  1. Office 2003: to install an XLA you need to go to Tools > AddIns and select the file with the browse button. Make sure the checkbox is enabled.
  2. Office 2007: Click on the Office Button in the left top, then Excel Options, then Add-Ins. Now select Manage… Excel Addins and click Go. Again browse and enable the addin.

You may wish to copy the file to the suggested Add-Ins folder. If you are on a network and wish to share the add-in with others, make sure to keep it on a network drive.

Once the Add-in is enabled you will see a new button that runs the macro. In Office 2007 the button is under the Add-Ins ribbon tab. You can also press ALT+F8, then type ‘Table2List.xla!TableToList’. The macro will be hidden in the XLA file, so you cannot select it.

An even quicker solution

Abu Yahya (see comments) gave me an even quicker solution. All kudos go to him for this.

First, start the pivot table wizard. Now in Excel 2007 and up you may have a hard time finding it! So, right click the quick access toolbar (it’s the bar with tiny icons on the top). Then choose Customize… and select Choose commands from: Commands not in the ribbon. Now find “pivottable and pivotchart wizard” in the list, and add it to the list on the right. You will see a tiny pivottable icon in the toolbar now.

Go on and click that icon, and then:

Step 1. Choose multiple consolidation ranges
Step 2. Choose I will create the page fields
Step 2b. Select Range of the table then Add to
Step 3. Choose New Worksheet
Step 4. Click Finish
Step 5. on the new sheet – Pivot table field list –> uncheck [ ] Row and [ ] Column
Step 6. There will be one value exactly in your pivottable. Double click it.

You will now see a new sheet with a list built up of the columns Row, Column and Value.
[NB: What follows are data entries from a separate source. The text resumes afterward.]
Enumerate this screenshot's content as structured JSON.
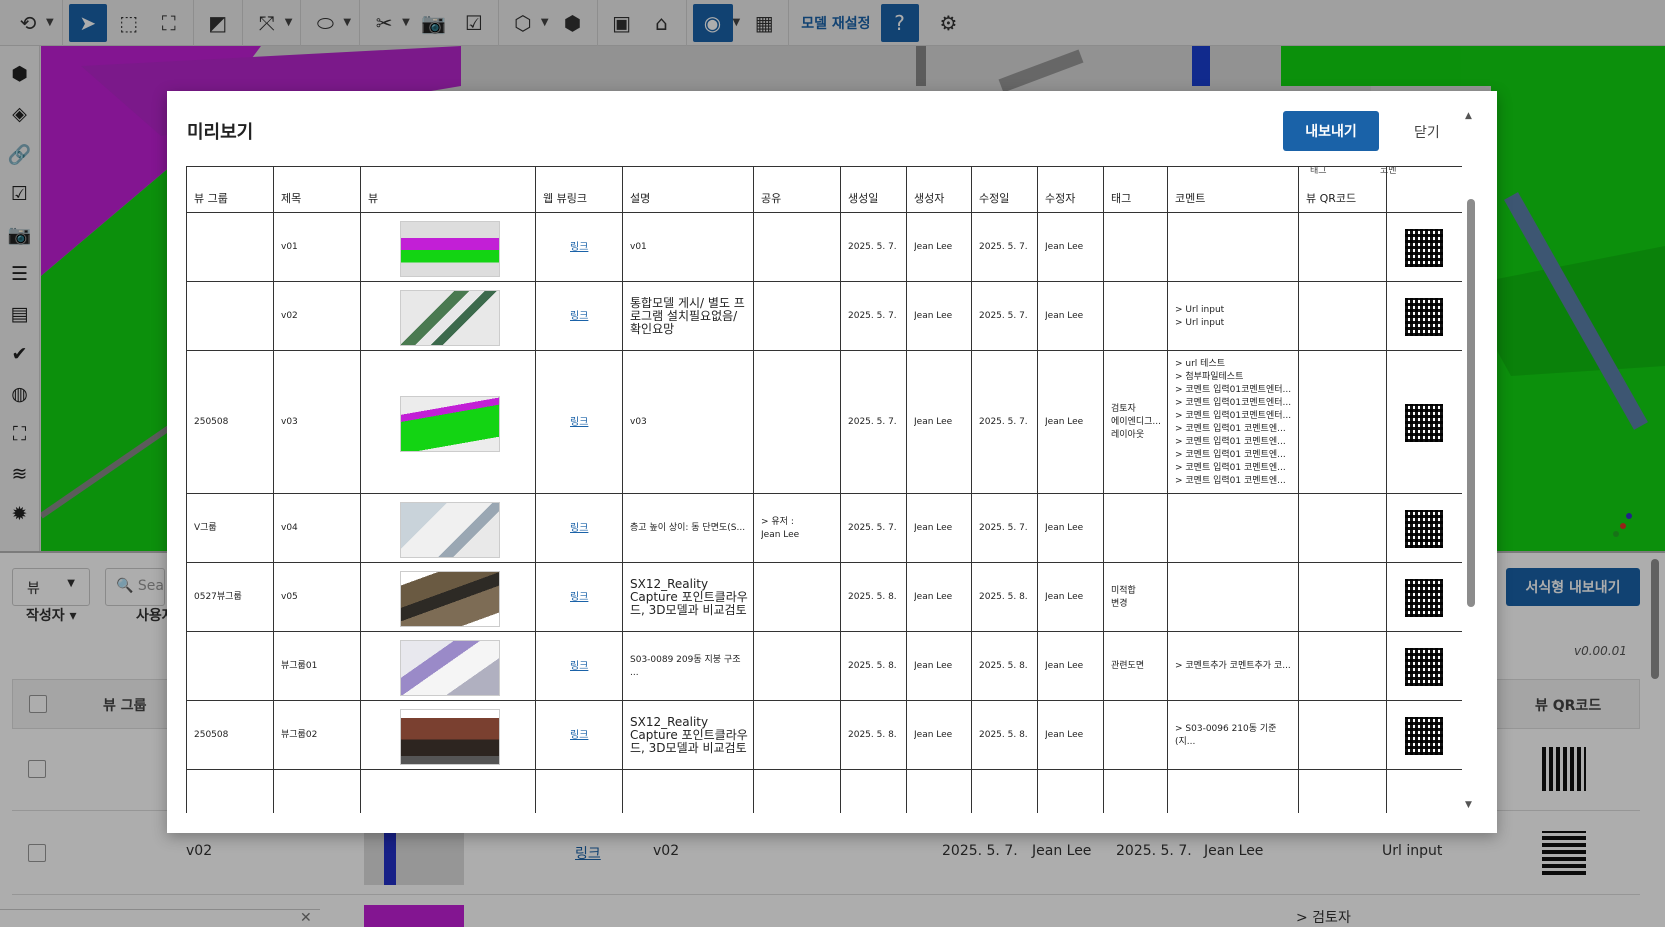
{
  "toolbar": {
    "reset_model_label": "모델 재설정"
  },
  "background": {
    "view_select": "뷰",
    "search_placeholder": "Search",
    "export_formatted": "서식형 내보내기",
    "filter_author": "작성자",
    "filter_user": "사용자",
    "version": "v0.00.01",
    "col_view_group": "뷰 그룹",
    "col_qr": "뷰 QR코드",
    "rows": [
      {
        "title": "v02",
        "link": "링크",
        "desc": "v02",
        "created": "2025. 5. 7.",
        "creator": "Jean Lee",
        "modified": "2025. 5. 7.",
        "modifier": "Jean Lee",
        "comment": "Url input"
      },
      {
        "comment": "> 검토자"
      }
    ]
  },
  "modal": {
    "title": "미리보기",
    "export_button": "내보내기",
    "close_button": "닫기",
    "cut_tag_header": "태그",
    "cut_comment_header": "코멘",
    "headers": [
      "뷰 그룹",
      "제목",
      "뷰",
      "웹 뷰링크",
      "설명",
      "공유",
      "생성일",
      "생성자",
      "수정일",
      "수정자",
      "태그",
      "코멘트",
      "뷰 QR코드"
    ],
    "rows": [
      {
        "group": "",
        "title": "v01",
        "link": "링크",
        "desc": "v01",
        "share": "",
        "created": "2025. 5. 7.",
        "creator": "Jean Lee",
        "modified": "2025. 5. 7.",
        "modifier": "Jean Lee",
        "tags": "",
        "comments": ""
      },
      {
        "group": "",
        "title": "v02",
        "link": "링크",
        "desc": "통합모델 게시/ 별도 프로그램 설치필요없음/ 확인요망",
        "share": "",
        "created": "2025. 5. 7.",
        "creator": "Jean Lee",
        "modified": "2025. 5. 7.",
        "modifier": "Jean Lee",
        "tags": "",
        "comments": "> Url input\n> Url input"
      },
      {
        "group": "250508",
        "title": "v03",
        "link": "링크",
        "desc": "v03",
        "share": "",
        "created": "2025. 5. 7.",
        "creator": "Jean Lee",
        "modified": "2025. 5. 7.",
        "modifier": "Jean Lee",
        "tags": "검토자\n에이엔디그...\n레이아웃",
        "comments": "> url 테스트\n> 첨부파일테스트\n> 코멘트 입력01코멘트엔터...\n> 코멘트 입력01코멘트엔터...\n> 코멘트 입력01코멘트엔터...\n> 코멘트 입력01 코멘트엔...\n> 코멘트 입력01 코멘트엔...\n> 코멘트 입력01 코멘트엔...\n> 코멘트 입력01 코멘트엔...\n> 코멘트 입력01 코멘트엔..."
      },
      {
        "group": "V그룹",
        "title": "v04",
        "link": "링크",
        "desc": "층고 높이 상이: 동 단면도(S...",
        "share": "> 유저 :\nJean Lee",
        "created": "2025. 5. 7.",
        "creator": "Jean Lee",
        "modified": "2025. 5. 7.",
        "modifier": "Jean Lee",
        "tags": "",
        "comments": ""
      },
      {
        "group": "0527뷰그룹",
        "title": "v05",
        "link": "링크",
        "desc": "SX12_Reality Capture 포인트클라우드, 3D모델과 비교검토",
        "share": "",
        "created": "2025. 5. 8.",
        "creator": "Jean Lee",
        "modified": "2025. 5. 8.",
        "modifier": "Jean Lee",
        "tags": "미적합\n변경",
        "comments": ""
      },
      {
        "group": "",
        "title": "뷰그룹01",
        "link": "링크",
        "desc": "S03-0089 209동 지붕 구조 ...",
        "share": "",
        "created": "2025. 5. 8.",
        "creator": "Jean Lee",
        "modified": "2025. 5. 8.",
        "modifier": "Jean Lee",
        "tags": "관련도면",
        "comments": "> 코멘트추가 코멘트추가 코..."
      },
      {
        "group": "250508",
        "title": "뷰그룹02",
        "link": "링크",
        "desc": "SX12_Reality Capture 포인트클라우드, 3D모델과 비교검토",
        "share": "",
        "created": "2025. 5. 8.",
        "creator": "Jean Lee",
        "modified": "2025. 5. 8.",
        "modifier": "Jean Lee",
        "tags": "",
        "comments": "> S03-0096 210동 기준(지..."
      }
    ]
  },
  "colors": {
    "primary": "#1a62a8",
    "viewport_green": "#14d614",
    "viewport_magenta": "#c21fd6"
  }
}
Step 7 (optional). Create a pivottable from this list to analyze your data.

One important note: you can have exactly 1 field that will show up in your data next to your row and column fields. That field has to be in the far left column of the data you select before consolidating. If you need more data in your final analysis you can combine fields with the “&” operator, using a formula like e.g.in cell C2:  =A2 & B2.